Task requirements => How many lines of the data include the string "Minh"? State the number and nothing else.

Information shown =>
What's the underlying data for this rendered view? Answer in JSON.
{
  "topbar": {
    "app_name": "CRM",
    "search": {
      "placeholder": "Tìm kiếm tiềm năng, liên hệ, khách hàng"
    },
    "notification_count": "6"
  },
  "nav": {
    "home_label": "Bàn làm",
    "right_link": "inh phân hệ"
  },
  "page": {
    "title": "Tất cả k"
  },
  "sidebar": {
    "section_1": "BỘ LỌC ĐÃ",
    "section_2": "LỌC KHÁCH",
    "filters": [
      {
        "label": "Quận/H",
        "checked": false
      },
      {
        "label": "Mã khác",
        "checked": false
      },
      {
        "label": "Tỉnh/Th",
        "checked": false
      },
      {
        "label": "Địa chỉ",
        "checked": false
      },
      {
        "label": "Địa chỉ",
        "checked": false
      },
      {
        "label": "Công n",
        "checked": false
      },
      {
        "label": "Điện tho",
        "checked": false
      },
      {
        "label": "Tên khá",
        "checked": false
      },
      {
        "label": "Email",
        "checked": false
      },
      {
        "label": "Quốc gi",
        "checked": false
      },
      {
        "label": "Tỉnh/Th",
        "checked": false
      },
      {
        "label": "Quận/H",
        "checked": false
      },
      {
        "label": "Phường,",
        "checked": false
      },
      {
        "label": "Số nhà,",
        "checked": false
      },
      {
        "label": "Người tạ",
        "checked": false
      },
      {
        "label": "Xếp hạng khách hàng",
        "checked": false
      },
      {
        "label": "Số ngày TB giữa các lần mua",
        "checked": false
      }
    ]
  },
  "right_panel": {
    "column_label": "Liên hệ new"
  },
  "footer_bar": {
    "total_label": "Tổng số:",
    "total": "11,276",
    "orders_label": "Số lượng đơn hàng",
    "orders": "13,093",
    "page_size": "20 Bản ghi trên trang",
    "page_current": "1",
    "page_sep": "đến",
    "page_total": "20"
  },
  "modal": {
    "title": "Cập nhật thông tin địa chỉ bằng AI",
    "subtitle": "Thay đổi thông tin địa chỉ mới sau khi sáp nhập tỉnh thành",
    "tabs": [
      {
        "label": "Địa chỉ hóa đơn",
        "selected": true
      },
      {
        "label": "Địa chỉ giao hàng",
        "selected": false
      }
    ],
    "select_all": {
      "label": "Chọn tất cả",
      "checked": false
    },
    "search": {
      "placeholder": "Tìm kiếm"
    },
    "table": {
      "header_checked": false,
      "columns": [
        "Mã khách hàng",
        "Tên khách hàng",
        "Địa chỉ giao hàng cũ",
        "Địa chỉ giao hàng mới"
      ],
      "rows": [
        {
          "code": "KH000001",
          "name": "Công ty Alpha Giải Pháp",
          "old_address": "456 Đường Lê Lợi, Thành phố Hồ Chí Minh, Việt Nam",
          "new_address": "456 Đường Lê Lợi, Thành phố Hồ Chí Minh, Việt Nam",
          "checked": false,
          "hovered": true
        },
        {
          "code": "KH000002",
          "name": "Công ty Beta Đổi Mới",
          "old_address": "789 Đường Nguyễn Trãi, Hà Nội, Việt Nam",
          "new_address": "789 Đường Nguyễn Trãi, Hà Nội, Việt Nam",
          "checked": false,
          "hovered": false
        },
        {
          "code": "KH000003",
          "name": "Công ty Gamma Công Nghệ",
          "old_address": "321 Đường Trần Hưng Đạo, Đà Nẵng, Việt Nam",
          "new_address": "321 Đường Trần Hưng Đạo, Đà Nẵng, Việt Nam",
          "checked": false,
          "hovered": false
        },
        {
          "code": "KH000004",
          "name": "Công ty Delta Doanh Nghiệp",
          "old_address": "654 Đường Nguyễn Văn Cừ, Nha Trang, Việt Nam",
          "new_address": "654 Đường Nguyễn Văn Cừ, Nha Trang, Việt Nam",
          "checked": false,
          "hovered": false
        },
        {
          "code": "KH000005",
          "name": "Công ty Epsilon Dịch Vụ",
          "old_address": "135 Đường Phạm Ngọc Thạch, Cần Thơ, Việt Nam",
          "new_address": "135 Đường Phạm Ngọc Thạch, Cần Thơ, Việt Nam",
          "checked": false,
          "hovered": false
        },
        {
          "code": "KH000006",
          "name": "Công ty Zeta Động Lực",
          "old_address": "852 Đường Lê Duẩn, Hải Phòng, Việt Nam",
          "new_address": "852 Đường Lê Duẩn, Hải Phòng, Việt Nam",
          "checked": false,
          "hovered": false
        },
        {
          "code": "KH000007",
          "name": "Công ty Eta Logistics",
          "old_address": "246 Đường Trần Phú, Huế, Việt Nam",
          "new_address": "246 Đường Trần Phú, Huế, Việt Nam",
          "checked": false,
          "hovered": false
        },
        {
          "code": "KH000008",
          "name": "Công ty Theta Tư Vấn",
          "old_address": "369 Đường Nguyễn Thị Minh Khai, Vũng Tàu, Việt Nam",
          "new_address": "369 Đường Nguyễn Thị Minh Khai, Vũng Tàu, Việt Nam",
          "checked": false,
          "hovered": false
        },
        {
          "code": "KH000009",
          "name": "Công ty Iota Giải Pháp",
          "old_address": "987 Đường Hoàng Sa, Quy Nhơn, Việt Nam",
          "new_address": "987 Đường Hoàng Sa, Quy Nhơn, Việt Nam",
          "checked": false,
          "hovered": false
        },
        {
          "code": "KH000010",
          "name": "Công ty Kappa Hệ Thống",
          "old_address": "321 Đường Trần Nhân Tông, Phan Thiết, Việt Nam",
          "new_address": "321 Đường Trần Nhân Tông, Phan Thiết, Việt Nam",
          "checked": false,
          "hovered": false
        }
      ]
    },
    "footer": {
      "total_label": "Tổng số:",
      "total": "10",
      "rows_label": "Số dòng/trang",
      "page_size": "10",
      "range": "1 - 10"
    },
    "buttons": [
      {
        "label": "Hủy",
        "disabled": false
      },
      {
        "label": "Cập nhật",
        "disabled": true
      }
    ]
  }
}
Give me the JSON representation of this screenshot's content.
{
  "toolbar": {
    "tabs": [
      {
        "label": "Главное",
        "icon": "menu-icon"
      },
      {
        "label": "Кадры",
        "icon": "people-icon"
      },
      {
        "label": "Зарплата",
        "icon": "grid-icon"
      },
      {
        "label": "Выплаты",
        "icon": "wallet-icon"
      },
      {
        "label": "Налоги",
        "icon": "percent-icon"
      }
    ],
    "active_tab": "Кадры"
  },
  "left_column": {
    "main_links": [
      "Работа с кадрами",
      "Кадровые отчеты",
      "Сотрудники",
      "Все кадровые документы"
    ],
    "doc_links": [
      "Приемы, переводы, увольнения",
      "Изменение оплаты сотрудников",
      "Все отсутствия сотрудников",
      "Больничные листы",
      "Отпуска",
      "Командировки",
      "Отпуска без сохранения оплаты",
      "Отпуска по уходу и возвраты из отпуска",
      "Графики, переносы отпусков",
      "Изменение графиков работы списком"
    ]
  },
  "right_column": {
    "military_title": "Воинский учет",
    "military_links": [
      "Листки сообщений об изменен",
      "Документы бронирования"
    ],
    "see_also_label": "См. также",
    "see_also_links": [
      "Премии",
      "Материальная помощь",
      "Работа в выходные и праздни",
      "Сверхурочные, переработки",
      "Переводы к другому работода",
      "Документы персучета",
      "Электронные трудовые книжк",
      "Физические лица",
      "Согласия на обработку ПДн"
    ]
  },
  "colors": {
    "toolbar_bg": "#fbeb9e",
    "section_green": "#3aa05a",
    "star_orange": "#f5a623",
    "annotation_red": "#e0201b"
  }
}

Task result => 4